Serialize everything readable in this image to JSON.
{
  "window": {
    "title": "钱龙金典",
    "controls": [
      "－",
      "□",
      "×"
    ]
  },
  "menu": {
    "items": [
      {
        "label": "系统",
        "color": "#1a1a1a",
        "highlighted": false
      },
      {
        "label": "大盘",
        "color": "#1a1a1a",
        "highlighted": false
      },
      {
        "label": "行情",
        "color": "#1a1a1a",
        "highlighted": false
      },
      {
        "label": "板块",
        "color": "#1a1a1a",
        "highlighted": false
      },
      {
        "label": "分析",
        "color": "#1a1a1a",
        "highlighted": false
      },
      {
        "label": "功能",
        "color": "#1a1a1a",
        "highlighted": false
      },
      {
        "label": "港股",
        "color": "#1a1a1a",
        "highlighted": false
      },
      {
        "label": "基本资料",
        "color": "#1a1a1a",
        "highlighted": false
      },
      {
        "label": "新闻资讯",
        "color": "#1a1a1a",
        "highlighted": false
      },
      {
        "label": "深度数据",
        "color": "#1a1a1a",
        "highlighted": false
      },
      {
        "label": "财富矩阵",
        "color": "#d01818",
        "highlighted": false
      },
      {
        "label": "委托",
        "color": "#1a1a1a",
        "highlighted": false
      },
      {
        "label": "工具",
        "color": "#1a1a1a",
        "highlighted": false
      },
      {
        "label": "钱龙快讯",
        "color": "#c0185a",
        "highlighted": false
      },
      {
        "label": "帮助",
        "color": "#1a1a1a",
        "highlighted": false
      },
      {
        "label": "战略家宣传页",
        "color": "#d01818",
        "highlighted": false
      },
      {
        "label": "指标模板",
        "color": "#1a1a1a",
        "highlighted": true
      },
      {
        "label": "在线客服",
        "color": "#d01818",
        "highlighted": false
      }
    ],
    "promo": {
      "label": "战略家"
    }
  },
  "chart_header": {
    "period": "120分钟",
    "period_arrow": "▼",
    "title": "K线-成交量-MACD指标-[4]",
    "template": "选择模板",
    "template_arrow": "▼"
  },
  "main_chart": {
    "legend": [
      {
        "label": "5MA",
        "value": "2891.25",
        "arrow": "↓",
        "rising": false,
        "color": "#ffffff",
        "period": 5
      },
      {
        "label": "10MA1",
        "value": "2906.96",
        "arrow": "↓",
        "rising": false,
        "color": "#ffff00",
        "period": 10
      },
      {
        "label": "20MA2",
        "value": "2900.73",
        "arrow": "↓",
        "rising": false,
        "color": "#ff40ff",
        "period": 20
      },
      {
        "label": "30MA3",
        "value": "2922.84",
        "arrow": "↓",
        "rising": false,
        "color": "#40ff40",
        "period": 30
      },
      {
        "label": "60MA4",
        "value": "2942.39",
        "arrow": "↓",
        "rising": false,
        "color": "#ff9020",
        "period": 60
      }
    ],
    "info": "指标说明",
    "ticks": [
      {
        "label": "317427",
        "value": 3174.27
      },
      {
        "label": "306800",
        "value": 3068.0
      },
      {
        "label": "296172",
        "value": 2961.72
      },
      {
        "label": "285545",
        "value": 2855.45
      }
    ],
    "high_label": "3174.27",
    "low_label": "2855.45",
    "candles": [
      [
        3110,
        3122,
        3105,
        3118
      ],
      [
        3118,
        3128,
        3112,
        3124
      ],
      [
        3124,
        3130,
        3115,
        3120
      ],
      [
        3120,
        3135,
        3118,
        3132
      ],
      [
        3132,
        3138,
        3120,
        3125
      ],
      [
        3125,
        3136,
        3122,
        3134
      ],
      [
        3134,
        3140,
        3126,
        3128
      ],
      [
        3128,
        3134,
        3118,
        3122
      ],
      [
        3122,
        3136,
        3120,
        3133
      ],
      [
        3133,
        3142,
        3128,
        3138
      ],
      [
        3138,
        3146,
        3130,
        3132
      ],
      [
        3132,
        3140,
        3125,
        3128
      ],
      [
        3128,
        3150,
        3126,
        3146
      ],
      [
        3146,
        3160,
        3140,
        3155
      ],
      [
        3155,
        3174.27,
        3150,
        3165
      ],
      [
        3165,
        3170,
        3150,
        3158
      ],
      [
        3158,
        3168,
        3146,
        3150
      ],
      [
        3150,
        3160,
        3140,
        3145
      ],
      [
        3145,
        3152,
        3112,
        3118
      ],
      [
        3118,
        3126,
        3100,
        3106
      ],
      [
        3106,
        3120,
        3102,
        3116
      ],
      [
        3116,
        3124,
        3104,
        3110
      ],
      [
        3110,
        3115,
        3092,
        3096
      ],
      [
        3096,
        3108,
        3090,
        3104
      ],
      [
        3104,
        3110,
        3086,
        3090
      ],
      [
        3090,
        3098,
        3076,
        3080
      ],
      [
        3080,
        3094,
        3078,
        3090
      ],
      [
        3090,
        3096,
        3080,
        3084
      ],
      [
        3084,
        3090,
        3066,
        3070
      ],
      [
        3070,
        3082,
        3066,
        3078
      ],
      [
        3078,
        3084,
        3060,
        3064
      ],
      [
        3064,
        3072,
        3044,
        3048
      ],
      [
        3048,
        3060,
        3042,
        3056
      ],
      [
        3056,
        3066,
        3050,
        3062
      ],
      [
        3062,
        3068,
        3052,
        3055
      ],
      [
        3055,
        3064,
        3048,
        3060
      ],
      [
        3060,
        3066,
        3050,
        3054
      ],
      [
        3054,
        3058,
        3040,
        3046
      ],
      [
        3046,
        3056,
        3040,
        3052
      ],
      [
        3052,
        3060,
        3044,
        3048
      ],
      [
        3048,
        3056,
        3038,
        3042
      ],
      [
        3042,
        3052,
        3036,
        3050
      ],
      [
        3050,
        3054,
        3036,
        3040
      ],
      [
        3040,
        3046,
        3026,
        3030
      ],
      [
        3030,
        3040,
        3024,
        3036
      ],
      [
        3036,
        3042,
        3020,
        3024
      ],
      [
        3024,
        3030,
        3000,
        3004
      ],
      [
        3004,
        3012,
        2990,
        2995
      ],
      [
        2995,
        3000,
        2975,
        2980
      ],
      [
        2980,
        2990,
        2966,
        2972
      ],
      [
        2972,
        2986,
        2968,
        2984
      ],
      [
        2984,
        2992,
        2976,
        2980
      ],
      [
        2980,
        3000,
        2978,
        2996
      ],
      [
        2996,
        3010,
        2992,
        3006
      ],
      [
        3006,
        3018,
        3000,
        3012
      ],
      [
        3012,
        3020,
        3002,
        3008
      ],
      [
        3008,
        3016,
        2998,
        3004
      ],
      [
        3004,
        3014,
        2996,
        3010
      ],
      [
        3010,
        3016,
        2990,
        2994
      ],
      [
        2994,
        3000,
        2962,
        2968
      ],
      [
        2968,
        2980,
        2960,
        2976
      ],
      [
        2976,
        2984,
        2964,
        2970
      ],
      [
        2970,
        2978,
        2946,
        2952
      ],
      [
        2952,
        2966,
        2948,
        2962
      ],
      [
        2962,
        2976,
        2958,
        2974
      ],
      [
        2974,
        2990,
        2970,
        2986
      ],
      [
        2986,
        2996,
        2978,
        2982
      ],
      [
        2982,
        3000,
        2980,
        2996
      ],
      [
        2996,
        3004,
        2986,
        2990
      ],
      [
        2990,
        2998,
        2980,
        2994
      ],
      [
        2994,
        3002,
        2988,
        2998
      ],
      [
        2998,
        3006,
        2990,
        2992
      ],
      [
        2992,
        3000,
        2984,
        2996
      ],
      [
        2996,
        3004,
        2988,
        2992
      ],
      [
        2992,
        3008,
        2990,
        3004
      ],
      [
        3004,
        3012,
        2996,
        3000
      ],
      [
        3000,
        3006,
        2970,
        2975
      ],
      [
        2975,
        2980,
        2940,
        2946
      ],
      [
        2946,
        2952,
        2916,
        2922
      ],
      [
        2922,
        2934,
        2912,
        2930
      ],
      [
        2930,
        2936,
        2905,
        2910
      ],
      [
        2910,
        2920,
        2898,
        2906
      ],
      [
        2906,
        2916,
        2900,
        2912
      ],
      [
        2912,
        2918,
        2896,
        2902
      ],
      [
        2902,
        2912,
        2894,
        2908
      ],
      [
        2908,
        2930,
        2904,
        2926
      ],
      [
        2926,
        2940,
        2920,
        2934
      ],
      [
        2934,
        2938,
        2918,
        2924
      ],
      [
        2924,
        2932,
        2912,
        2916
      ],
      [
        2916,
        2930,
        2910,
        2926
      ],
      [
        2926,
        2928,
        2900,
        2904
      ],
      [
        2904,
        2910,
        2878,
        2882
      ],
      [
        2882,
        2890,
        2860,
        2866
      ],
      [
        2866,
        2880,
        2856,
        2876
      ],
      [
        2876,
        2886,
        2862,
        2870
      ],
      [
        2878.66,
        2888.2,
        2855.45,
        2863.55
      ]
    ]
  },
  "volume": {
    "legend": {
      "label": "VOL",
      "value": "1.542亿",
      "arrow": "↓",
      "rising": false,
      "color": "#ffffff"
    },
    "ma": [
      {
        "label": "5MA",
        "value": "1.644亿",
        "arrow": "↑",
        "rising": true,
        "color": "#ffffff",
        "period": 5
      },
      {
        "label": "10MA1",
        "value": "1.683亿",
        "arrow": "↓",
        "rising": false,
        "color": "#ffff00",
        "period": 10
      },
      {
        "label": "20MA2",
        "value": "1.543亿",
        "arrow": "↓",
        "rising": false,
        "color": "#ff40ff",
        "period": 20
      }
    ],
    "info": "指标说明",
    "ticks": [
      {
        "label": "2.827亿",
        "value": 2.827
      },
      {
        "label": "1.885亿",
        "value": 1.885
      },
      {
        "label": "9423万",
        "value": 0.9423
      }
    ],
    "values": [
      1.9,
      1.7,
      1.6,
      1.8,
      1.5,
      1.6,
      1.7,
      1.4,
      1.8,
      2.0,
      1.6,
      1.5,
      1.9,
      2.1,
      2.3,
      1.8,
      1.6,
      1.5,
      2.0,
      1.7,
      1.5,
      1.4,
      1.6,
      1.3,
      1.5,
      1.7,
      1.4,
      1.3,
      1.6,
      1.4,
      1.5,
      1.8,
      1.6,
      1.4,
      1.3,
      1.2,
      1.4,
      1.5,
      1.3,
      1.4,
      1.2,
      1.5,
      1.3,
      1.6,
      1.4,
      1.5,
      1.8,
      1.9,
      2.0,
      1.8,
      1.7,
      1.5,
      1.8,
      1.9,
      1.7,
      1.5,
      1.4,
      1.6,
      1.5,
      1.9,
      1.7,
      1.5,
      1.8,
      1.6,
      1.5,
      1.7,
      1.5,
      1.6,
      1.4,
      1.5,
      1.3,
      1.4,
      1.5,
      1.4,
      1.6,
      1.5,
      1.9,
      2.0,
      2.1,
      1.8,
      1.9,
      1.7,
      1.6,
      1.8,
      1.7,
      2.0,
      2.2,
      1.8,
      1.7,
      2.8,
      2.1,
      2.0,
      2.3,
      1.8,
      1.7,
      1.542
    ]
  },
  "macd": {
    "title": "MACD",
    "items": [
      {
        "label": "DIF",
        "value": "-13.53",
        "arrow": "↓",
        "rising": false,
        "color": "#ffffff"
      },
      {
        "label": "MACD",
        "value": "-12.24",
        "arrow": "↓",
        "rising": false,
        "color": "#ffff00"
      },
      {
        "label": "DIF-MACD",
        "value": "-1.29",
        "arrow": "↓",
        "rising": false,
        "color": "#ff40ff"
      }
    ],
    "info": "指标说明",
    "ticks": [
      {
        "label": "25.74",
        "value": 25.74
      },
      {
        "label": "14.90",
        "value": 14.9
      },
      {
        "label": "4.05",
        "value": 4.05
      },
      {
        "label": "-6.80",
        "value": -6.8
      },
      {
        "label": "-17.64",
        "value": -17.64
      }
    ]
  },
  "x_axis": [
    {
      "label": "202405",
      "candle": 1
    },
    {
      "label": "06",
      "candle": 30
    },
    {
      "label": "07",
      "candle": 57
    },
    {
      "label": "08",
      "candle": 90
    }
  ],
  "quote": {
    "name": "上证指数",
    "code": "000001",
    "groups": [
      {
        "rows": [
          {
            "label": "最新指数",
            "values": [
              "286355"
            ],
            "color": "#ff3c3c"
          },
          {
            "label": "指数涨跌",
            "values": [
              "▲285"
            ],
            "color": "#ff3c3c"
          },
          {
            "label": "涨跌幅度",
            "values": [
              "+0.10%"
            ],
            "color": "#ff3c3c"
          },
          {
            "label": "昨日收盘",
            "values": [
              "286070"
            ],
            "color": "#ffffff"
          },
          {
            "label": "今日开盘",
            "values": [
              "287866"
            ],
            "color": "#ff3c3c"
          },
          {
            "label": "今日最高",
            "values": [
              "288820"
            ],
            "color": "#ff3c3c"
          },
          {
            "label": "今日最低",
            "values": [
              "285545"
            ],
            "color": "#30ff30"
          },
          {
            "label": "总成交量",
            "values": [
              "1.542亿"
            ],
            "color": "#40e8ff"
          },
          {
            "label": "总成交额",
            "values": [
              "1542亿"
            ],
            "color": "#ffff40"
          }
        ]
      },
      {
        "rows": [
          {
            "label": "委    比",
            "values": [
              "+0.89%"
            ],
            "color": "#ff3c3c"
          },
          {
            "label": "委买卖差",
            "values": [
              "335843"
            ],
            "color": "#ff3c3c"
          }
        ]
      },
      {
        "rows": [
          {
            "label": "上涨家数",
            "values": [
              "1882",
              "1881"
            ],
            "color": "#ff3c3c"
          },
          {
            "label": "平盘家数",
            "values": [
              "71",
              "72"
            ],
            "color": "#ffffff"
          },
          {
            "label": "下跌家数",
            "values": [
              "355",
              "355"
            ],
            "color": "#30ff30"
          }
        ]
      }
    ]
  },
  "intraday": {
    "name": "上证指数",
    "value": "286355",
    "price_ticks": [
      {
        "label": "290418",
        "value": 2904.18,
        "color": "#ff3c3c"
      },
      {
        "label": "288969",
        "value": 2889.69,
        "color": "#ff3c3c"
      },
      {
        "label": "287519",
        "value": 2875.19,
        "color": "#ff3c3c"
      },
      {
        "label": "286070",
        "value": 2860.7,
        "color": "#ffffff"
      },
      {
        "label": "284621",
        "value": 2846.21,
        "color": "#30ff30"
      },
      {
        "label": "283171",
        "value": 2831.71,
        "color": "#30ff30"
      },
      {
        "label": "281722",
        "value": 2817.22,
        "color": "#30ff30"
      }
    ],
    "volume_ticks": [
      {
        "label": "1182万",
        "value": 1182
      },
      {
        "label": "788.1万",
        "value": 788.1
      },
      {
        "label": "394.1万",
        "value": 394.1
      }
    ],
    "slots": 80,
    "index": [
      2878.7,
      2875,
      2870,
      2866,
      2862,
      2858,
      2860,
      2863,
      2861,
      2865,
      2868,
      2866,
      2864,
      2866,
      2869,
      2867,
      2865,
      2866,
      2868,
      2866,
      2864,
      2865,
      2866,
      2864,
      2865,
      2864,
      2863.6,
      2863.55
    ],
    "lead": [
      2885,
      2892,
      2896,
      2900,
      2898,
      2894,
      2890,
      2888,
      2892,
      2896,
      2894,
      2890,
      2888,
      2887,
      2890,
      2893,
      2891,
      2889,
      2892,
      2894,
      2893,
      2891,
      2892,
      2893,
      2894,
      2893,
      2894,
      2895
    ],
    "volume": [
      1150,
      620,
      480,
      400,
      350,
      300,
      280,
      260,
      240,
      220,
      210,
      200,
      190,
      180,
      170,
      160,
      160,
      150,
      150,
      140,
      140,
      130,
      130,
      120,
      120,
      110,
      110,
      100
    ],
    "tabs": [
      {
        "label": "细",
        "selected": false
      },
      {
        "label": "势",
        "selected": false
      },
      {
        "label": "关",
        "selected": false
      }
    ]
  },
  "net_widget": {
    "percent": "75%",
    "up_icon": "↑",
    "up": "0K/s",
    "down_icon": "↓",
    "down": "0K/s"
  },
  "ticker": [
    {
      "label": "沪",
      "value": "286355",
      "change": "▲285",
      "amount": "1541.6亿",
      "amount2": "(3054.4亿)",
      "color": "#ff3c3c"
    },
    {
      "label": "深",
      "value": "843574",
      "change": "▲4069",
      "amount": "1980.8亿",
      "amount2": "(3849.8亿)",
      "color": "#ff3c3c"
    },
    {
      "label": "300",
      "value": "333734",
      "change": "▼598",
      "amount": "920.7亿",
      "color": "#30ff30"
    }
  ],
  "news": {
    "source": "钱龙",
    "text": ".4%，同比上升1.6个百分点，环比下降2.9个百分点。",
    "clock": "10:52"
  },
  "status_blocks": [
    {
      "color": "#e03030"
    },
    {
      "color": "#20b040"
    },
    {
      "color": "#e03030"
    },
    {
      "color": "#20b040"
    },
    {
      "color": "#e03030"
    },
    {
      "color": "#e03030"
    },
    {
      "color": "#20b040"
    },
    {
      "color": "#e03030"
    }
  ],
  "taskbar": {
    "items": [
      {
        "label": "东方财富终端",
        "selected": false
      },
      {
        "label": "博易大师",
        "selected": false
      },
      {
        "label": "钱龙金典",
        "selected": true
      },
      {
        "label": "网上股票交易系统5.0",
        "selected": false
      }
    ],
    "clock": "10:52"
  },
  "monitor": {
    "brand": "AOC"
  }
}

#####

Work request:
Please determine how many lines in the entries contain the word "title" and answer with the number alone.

Output:
3